Counsel for Lee Michael Wilson argued that the Approved Screening Device (ASD) result alone could not provide the officer with the reasonable grounds and that the officer was also required to point to other confirmatory evidence. The Supreme Court of Canada ruled today that this is not the case and dismissed the appeal of his Immediate Roadside Prohibition (IRP). The ruling supports the BC Motor Vehicle Act legislation that allows police to quickly and effectively remove impaired drivers from our highways.
If I understand correctly, the major complaint about the IRP is that the program does not allow the penalized driver immediate access to the courts to dispute a sanction. The first avenue of appeal is to an adjudicator in RoadSafetyBC, which is part of the government, instead. In reality, the adjudication process is an added layer that attempts to reduce the burden on the court system. Disputants unhappy with the adjudication may choose to have the courts review it for fairness, in this case right up to the Supreme Court of Canada.

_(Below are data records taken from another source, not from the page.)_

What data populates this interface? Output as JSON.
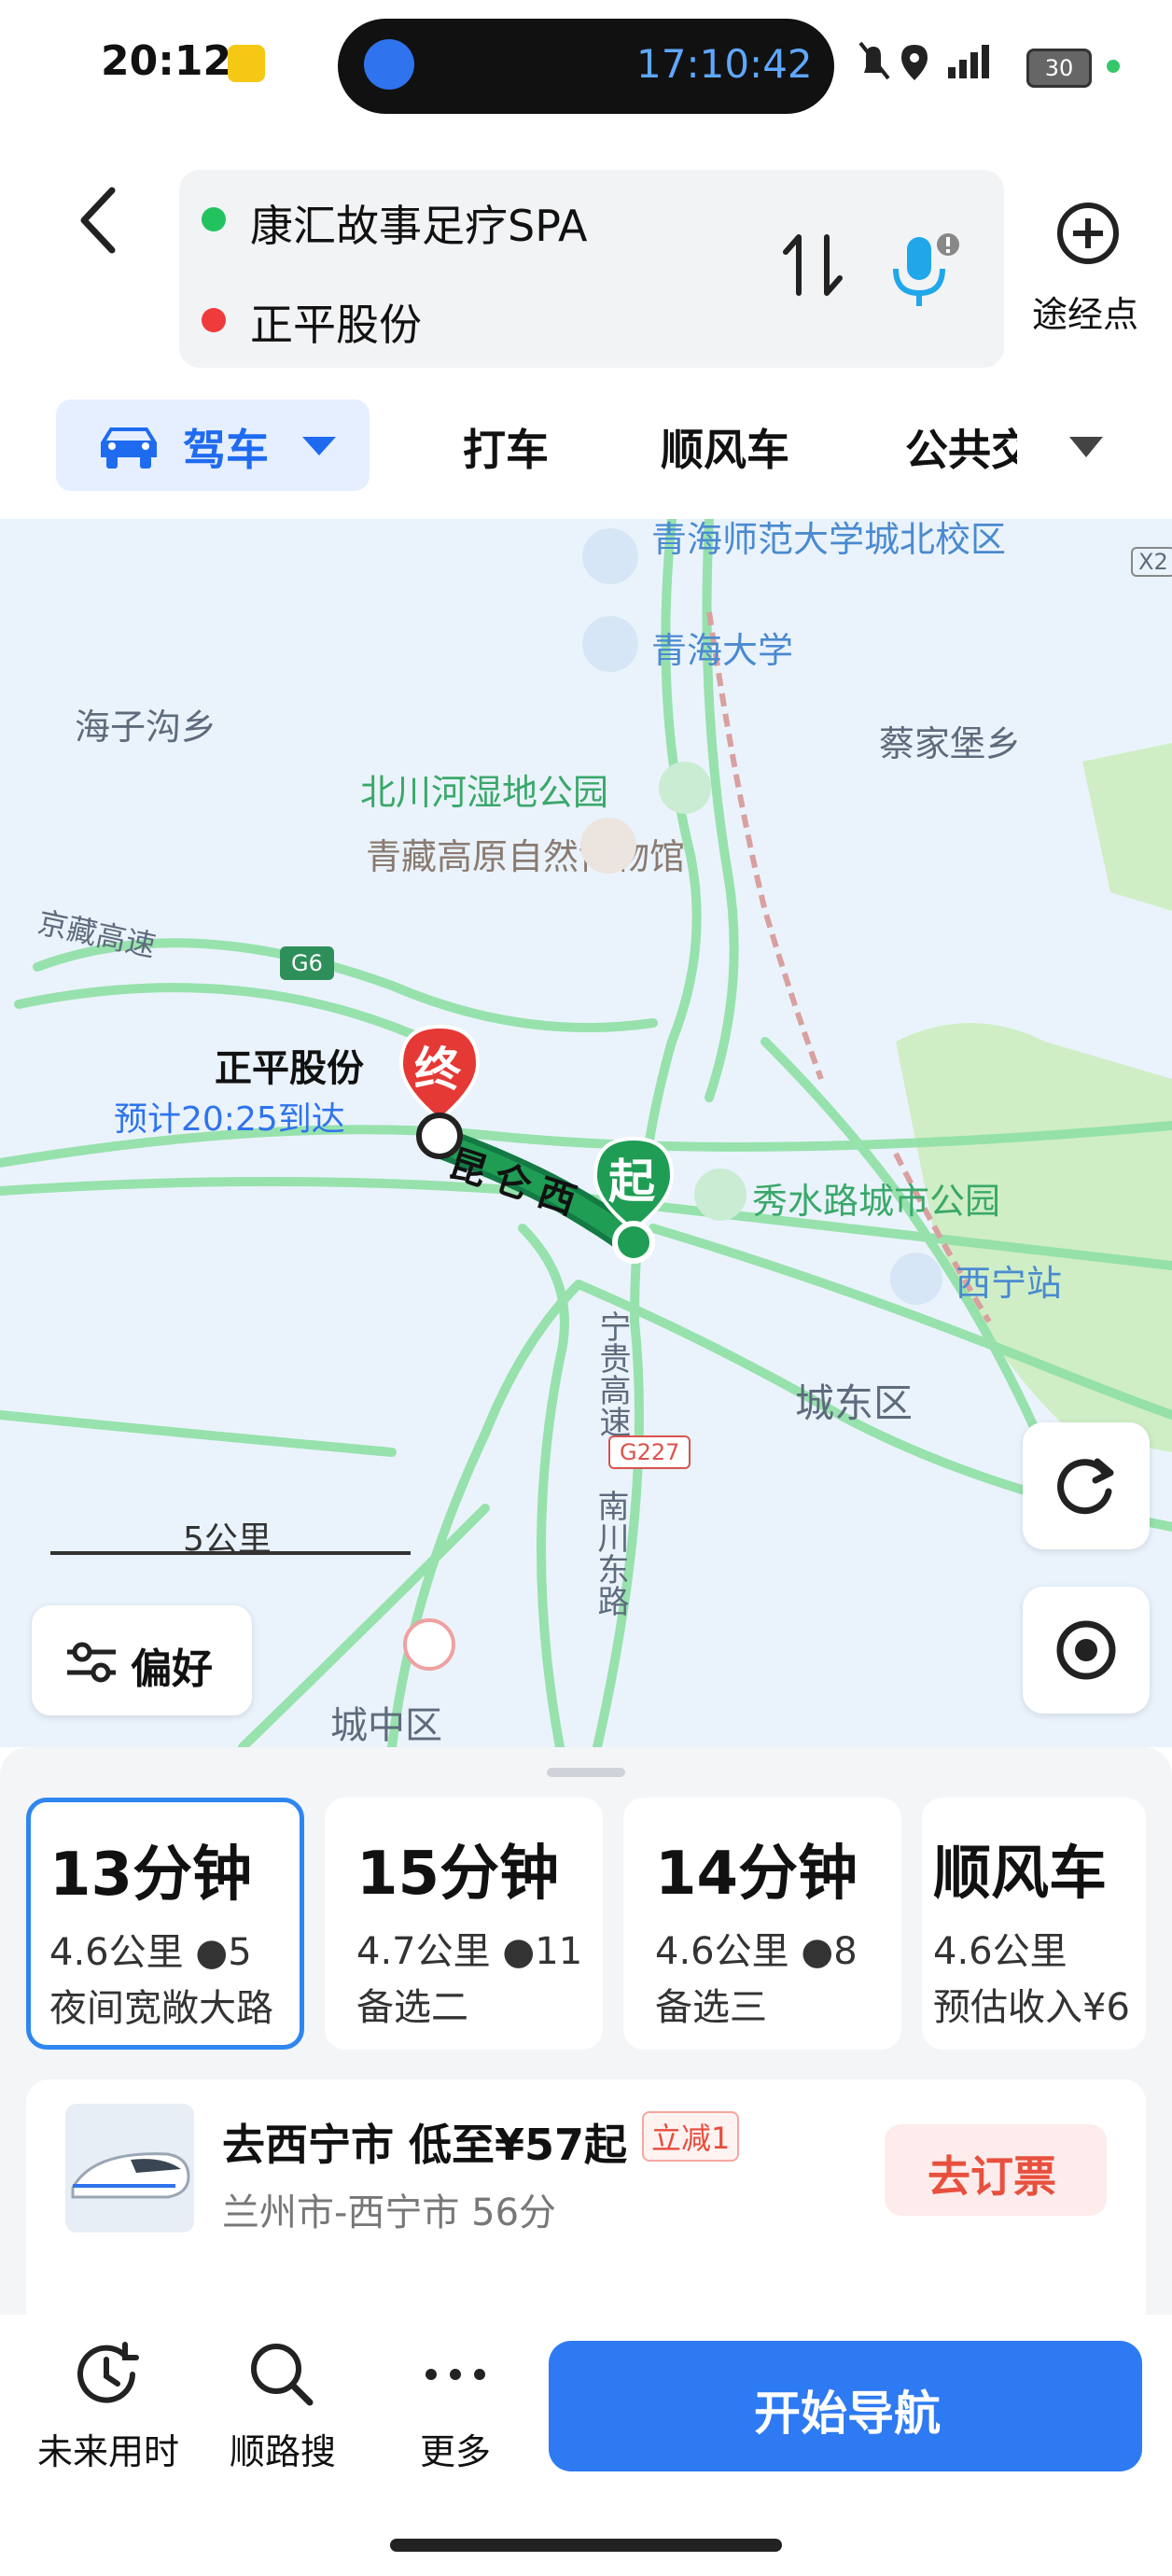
{
  "status": {
    "time": "20:12",
    "timer": "17:10:42",
    "battery": "30"
  },
  "route": {
    "origin": "康汇故事足疗SPA",
    "destination": "正平股份",
    "waypoint_label": "途经点"
  },
  "tabs": {
    "drive": "驾车",
    "taxi": "打车",
    "carpool": "顺风车",
    "transit": "公共交通"
  },
  "map": {
    "labels": {
      "qhnu": "青海师范大学城北校区",
      "qhu": "青海大学",
      "haizigou": "海子沟乡",
      "caijiabao": "蔡家堡乡",
      "beichuan": "北川河湿地公园",
      "museum": "青藏高原自然博物馆",
      "jingzang": "京藏高速",
      "g6": "G6",
      "dest_name": "正平股份",
      "eta": "预计20:25到达",
      "end_marker": "终",
      "start_marker": "起",
      "kunlun": "昆仑西",
      "xiushui": "秀水路城市公园",
      "xining_station": "西宁站",
      "chengdong": "城东区",
      "ninggui": "宁贵高速",
      "g227": "G227",
      "nanchuan": "南川东路",
      "chengzhong": "城中区",
      "x2": "X2"
    },
    "scale": "5公里",
    "preference": "偏好"
  },
  "routes": [
    {
      "time": "13分钟",
      "distance": "4.6公里",
      "lights": "5",
      "note": "夜间宽敞大路"
    },
    {
      "time": "15分钟",
      "distance": "4.7公里",
      "lights": "11",
      "note": "备选二"
    },
    {
      "time": "14分钟",
      "distance": "4.6公里",
      "lights": "8",
      "note": "备选三"
    },
    {
      "time": "顺风车",
      "distance": "4.6公里",
      "lights": "",
      "note": "预估收入¥6"
    }
  ],
  "promo": {
    "title": "去西宁市 低至¥57起",
    "badge": "立减1",
    "subtitle": "兰州市-西宁市 56分",
    "button": "去订票"
  },
  "bottom": {
    "future": "未来用时",
    "search": "顺路搜",
    "more": "更多",
    "start": "开始导航"
  },
  "colors": {
    "accent": "#2E7AF2",
    "route": "#1F9D55",
    "end": "#E53935"
  }
}
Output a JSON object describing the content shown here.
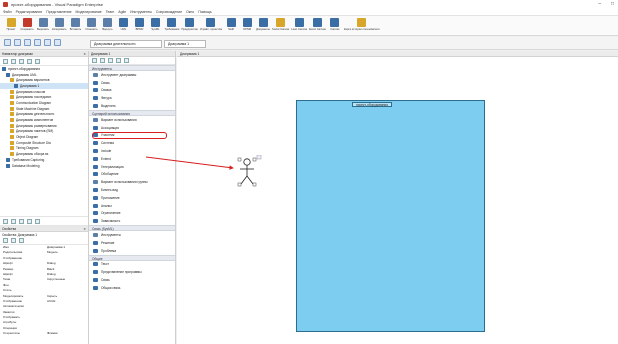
{
  "window": {
    "title": "проект-оборудования - Visual Paradigm Enterprise",
    "controls": [
      "–",
      "□"
    ]
  },
  "menubar": [
    "Файл",
    "Редактирование",
    "Представление",
    "Моделирование",
    "Team",
    "Agile",
    "Инструменты",
    "Сопровождение",
    "Окно",
    "Помощь"
  ],
  "ribbon": [
    {
      "label": "Проект",
      "color": "#d8a72a"
    },
    {
      "label": "Сохранить",
      "color": "#c0392b"
    },
    {
      "label": "Вырезать",
      "color": "#5b7fa8"
    },
    {
      "label": "Копировать",
      "color": "#5b7fa8"
    },
    {
      "label": "Вставить",
      "color": "#5b7fa8"
    },
    {
      "label": "Отменить",
      "color": "#5b7fa8"
    },
    {
      "label": "Вернуть",
      "color": "#5b7fa8"
    },
    {
      "label": "UML",
      "color": "#3b6ea5"
    },
    {
      "label": "BPMN",
      "color": "#3b6ea5"
    },
    {
      "label": "SysML",
      "color": "#3b6ea5"
    },
    {
      "label": "Требования",
      "color": "#3b6ea5"
    },
    {
      "label": "Предприятие",
      "color": "#3b6ea5"
    },
    {
      "label": "Управл. проектом",
      "color": "#3b6ea5"
    },
    {
      "label": "Swift",
      "color": "#3b6ea5"
    },
    {
      "label": "OPNM",
      "color": "#3b6ea5"
    },
    {
      "label": "Документы",
      "color": "#3b6ea5"
    },
    {
      "label": "Social Canvas",
      "color": "#d8a72a"
    },
    {
      "label": "Lean Canvas",
      "color": "#3b6ea5"
    },
    {
      "label": "Event Canvas",
      "color": "#3b6ea5"
    },
    {
      "label": "Canvas",
      "color": "#3b6ea5"
    },
    {
      "label": "Карта истории пользователя",
      "color": "#d8a72a"
    }
  ],
  "tabs": {
    "diagram_nav": "Диаграмма деятельности",
    "active_doc": "Диаграмма 1"
  },
  "left_panel": {
    "header": "Навигатор диаграмм",
    "tree": [
      {
        "label": "проект-оборудования",
        "sel": false,
        "indent": 0,
        "color": "#3b6ea5"
      },
      {
        "label": "Диаграммы UML",
        "sel": false,
        "indent": 1,
        "color": "#3b6ea5"
      },
      {
        "label": "Диаграммы вариантов",
        "sel": false,
        "indent": 2,
        "color": "#d8a72a"
      },
      {
        "label": "Диаграмма 1",
        "sel": true,
        "indent": 3,
        "color": "#3b6ea5"
      },
      {
        "label": "Диаграмма классов",
        "sel": false,
        "indent": 2,
        "color": "#d8a72a"
      },
      {
        "label": "Диаграммы последоват.",
        "sel": false,
        "indent": 2,
        "color": "#d8a72a"
      },
      {
        "label": "Communication Diagram",
        "sel": false,
        "indent": 2,
        "color": "#d8a72a"
      },
      {
        "label": "State Machine Diagram",
        "sel": false,
        "indent": 2,
        "color": "#d8a72a"
      },
      {
        "label": "Диаграммы деятельности",
        "sel": false,
        "indent": 2,
        "color": "#d8a72a"
      },
      {
        "label": "Диаграммы компонентов",
        "sel": false,
        "indent": 2,
        "color": "#d8a72a"
      },
      {
        "label": "Диаграммы развертывания",
        "sel": false,
        "indent": 2,
        "color": "#d8a72a"
      },
      {
        "label": "Диаграммы пакетов (SM)",
        "sel": false,
        "indent": 2,
        "color": "#d8a72a"
      },
      {
        "label": "Object Diagram",
        "sel": false,
        "indent": 2,
        "color": "#d8a72a"
      },
      {
        "label": "Composite Structure Dia",
        "sel": false,
        "indent": 2,
        "color": "#d8a72a"
      },
      {
        "label": "Timing Diagram",
        "sel": false,
        "indent": 2,
        "color": "#d8a72a"
      },
      {
        "label": "Диаграммы обзора вз.",
        "sel": false,
        "indent": 2,
        "color": "#d8a72a"
      },
      {
        "label": "Требования Capturing",
        "sel": false,
        "indent": 1,
        "color": "#3b6ea5"
      },
      {
        "label": "Database Modeling",
        "sel": false,
        "indent": 1,
        "color": "#3b6ea5"
      }
    ],
    "props_header": "Свойства",
    "props_title": "Свойства: Диаграмма 1",
    "props": [
      {
        "k": "Имя",
        "v": "Диаграмма 1"
      },
      {
        "k": "Родительская",
        "v": "Модель"
      },
      {
        "k": "Отображение",
        "v": ""
      },
      {
        "k": "Шрифт",
        "v": "Dialog"
      },
      {
        "k": "Размер",
        "v": "Black"
      },
      {
        "k": "Шрифт",
        "v": "Dialog"
      },
      {
        "k": "Тема",
        "v": "Скругленные"
      },
      {
        "k": "Фон",
        "v": ""
      },
      {
        "k": "Стиль",
        "v": ""
      },
      {
        "k": "Моделировать",
        "v": "Скрыть"
      },
      {
        "k": "Отображение",
        "v": "ACCE"
      },
      {
        "k": "Автоматически",
        "v": ""
      },
      {
        "k": "Заметки",
        "v": ""
      },
      {
        "k": "Отображать",
        "v": ""
      },
      {
        "k": "Атрибуты",
        "v": ""
      },
      {
        "k": "Операции",
        "v": ""
      },
      {
        "k": "Стереотипы",
        "v": "Флажки"
      }
    ]
  },
  "palette": {
    "header": "Диаграмма 1",
    "items": [
      {
        "label": "Инструменты",
        "head": true,
        "color": ""
      },
      {
        "label": "Инструмент диаграммы",
        "head": false,
        "color": "#5b7fa8"
      },
      {
        "label": "Связь",
        "head": false,
        "color": "#3b6ea5"
      },
      {
        "label": "Связка",
        "head": false,
        "color": "#3b6ea5"
      },
      {
        "label": "Фигура",
        "head": false,
        "color": "#3b6ea5"
      },
      {
        "label": "Выделить",
        "head": false,
        "color": "#3b6ea5"
      },
      {
        "label": "Сценарий использования",
        "head": true,
        "color": ""
      },
      {
        "label": "Вариант использования",
        "head": false,
        "color": "#5b7fa8"
      },
      {
        "label": "Ассоциация",
        "head": false,
        "color": "#3b6ea5"
      },
      {
        "label": "Участник",
        "head": false,
        "color": "#3b6ea5",
        "hl": true
      },
      {
        "label": "Система",
        "head": false,
        "color": "#3b6ea5"
      },
      {
        "label": "Include",
        "head": false,
        "color": "#3b6ea5"
      },
      {
        "label": "Extend",
        "head": false,
        "color": "#3b6ea5"
      },
      {
        "label": "Генерализация",
        "head": false,
        "color": "#3b6ea5"
      },
      {
        "label": "Обобщение",
        "head": false,
        "color": "#3b6ea5"
      },
      {
        "label": "Вариант использования группы",
        "head": false,
        "color": "#5b7fa8"
      },
      {
        "label": "Бизнес-вид",
        "head": false,
        "color": "#3b6ea5"
      },
      {
        "label": "Приложение",
        "head": false,
        "color": "#3b6ea5"
      },
      {
        "label": "Анализ",
        "head": false,
        "color": "#3b6ea5"
      },
      {
        "label": "Ограничение",
        "head": false,
        "color": "#3b6ea5"
      },
      {
        "label": "Зависимость",
        "head": false,
        "color": "#3b6ea5"
      },
      {
        "label": "Связь (SysML)",
        "head": true,
        "color": ""
      },
      {
        "label": "Инструменты",
        "head": false,
        "color": "#5b7fa8"
      },
      {
        "label": "Решение",
        "head": false,
        "color": "#3b6ea5"
      },
      {
        "label": "Проблема",
        "head": false,
        "color": "#3b6ea5"
      },
      {
        "label": "Общие",
        "head": true,
        "color": ""
      },
      {
        "label": "Текст",
        "head": false,
        "color": "#3b6ea5"
      },
      {
        "label": "Представление программы",
        "head": false,
        "color": "#3b6ea5"
      },
      {
        "label": "Связь",
        "head": false,
        "color": "#3b6ea5"
      },
      {
        "label": "Общая связь",
        "head": false,
        "color": "#3b6ea5"
      }
    ]
  },
  "canvas": {
    "header": "Диаграмма 1",
    "frame_title": "проект-оборудования"
  },
  "colors": {
    "frame_fill": "#7ccdef",
    "frame_border": "#2c6e90",
    "highlight": "#d81e1e"
  }
}
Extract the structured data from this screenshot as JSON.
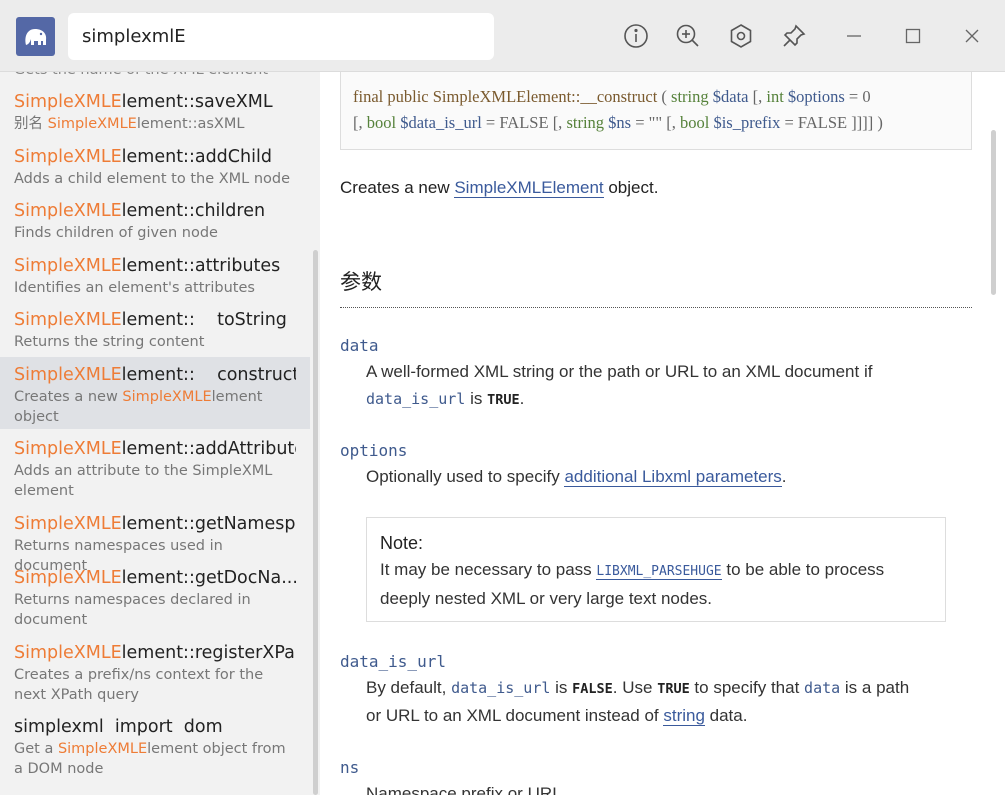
{
  "search": {
    "value": "simplexmlE"
  },
  "sidebar": {
    "partial_text": "Gets the name of the XML element",
    "items": [
      {
        "prefix": "SimpleXMLE",
        "rest": "lement::saveXML",
        "desc_pre": "别名 ",
        "desc_hl": "SimpleXMLE",
        "desc_post": "lement::asXML"
      },
      {
        "prefix": "SimpleXMLE",
        "rest": "lement::addChild",
        "desc_pre": "Adds a child element to the XML node",
        "desc_hl": "",
        "desc_post": ""
      },
      {
        "prefix": "SimpleXMLE",
        "rest": "lement::children",
        "desc_pre": "Finds children of given node",
        "desc_hl": "",
        "desc_post": ""
      },
      {
        "prefix": "SimpleXMLE",
        "rest": "lement::attributes",
        "desc_pre": "Identifies an element's attributes",
        "desc_hl": "",
        "desc_post": ""
      },
      {
        "prefix": "SimpleXMLE",
        "rest": "lement::    toString",
        "desc_pre": "Returns the string content",
        "desc_hl": "",
        "desc_post": ""
      },
      {
        "prefix": "SimpleXMLE",
        "rest": "lement::    construct",
        "desc_pre": "Creates a new ",
        "desc_hl": "SimpleXMLE",
        "desc_post": "lement object"
      },
      {
        "prefix": "SimpleXMLE",
        "rest": "lement::addAttribute",
        "desc_pre": "Adds an attribute to the SimpleXML element",
        "desc_hl": "",
        "desc_post": ""
      },
      {
        "prefix": "SimpleXMLE",
        "rest": "lement::getNamesp...",
        "desc_pre": "Returns namespaces used in document",
        "desc_hl": "",
        "desc_post": ""
      },
      {
        "prefix": "SimpleXMLE",
        "rest": "lement::getDocNa...",
        "desc_pre": "Returns namespaces declared in document",
        "desc_hl": "",
        "desc_post": ""
      },
      {
        "prefix": "SimpleXMLE",
        "rest": "lement::registerXPa...",
        "desc_pre": "Creates a prefix/ns context for the next XPath query",
        "desc_hl": "",
        "desc_post": ""
      },
      {
        "prefix": "",
        "rest": "simplexml  import  dom",
        "desc_pre": "Get a ",
        "desc_hl": "SimpleXMLE",
        "desc_post": "lement object from a DOM node"
      }
    ]
  },
  "main": {
    "synopsis": {
      "final": "final",
      "public": "public",
      "method": "SimpleXMLElement::__construct",
      "open": "(",
      "t_string": "string",
      "v_data": "$data",
      "br1": "[,",
      "t_int": "int",
      "v_options": "$options",
      "eq0": "= 0",
      "br2": "[,",
      "t_bool1": "bool",
      "v_data_is_url": "$data_is_url",
      "eq_false1": "= FALSE",
      "br3": "[,",
      "t_string2": "string",
      "v_ns": "$ns",
      "eq_empty": "= \"\"",
      "br4": "[,",
      "t_bool2": "bool",
      "v_is_prefix": "$is_prefix",
      "eq_false2": "= FALSE",
      "close": "]]]] )"
    },
    "intro_pre": "Creates a new ",
    "intro_link": "SimpleXMLElement",
    "intro_post": " object.",
    "section_title": "参数",
    "params": {
      "data": {
        "name": "data",
        "desc_pre": "A well-formed XML string or the path or URL to an XML document if",
        "code": "data_is_url",
        "mid": " is ",
        "const": "TRUE",
        "end": "."
      },
      "options": {
        "name": "options",
        "desc_pre": "Optionally used to specify ",
        "link": "additional Libxml parameters",
        "end": "."
      },
      "note": {
        "title": "Note:",
        "pre": "It may be necessary to pass ",
        "const_link": "LIBXML_PARSEHUGE",
        "post": " to be able to process",
        "line2": "deeply nested XML or very large text nodes."
      },
      "data_is_url": {
        "name": "data_is_url",
        "pre": "By default, ",
        "code": "data_is_url",
        "is": " is ",
        "false": "FALSE",
        "use": ". Use ",
        "true": "TRUE",
        "to": " to specify that ",
        "code2": "data",
        "is_path": " is a path",
        "line2_pre": "or URL to an XML document instead of ",
        "line2_link": "string",
        "line2_post": " data."
      },
      "ns": {
        "name": "ns",
        "desc": "Namespace prefix or URI."
      }
    }
  },
  "colors": {
    "highlight": "#ee7c36",
    "link": "#3a5a9c",
    "accent": "#5468a6"
  }
}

There is no doubt in my mind that impaired driving is a very real threat to all road users. I feel this way after only being involved investgating offenders and the collisions that they caused. I continue to suffer the financial loss of insurance and taxes, but not the physical pain of injury. Nor am I subject to the continuing pain of those who lose or are required to support injured family and friends for life. I am pleased that the IRP has survived another challenge and look forward to it continuing to try and reduce the risk that others choose to subject us to by making a selfish choice.
It seems trite to repeat that if you drink or do drugs (prescription or illegal) that affect your ability to drive, don't drive! However, knowing how common it still is for police to to find an impaired driver, the message still needs to be hammered home. The IRP remains, for now, one of the "hammers" available to do the job.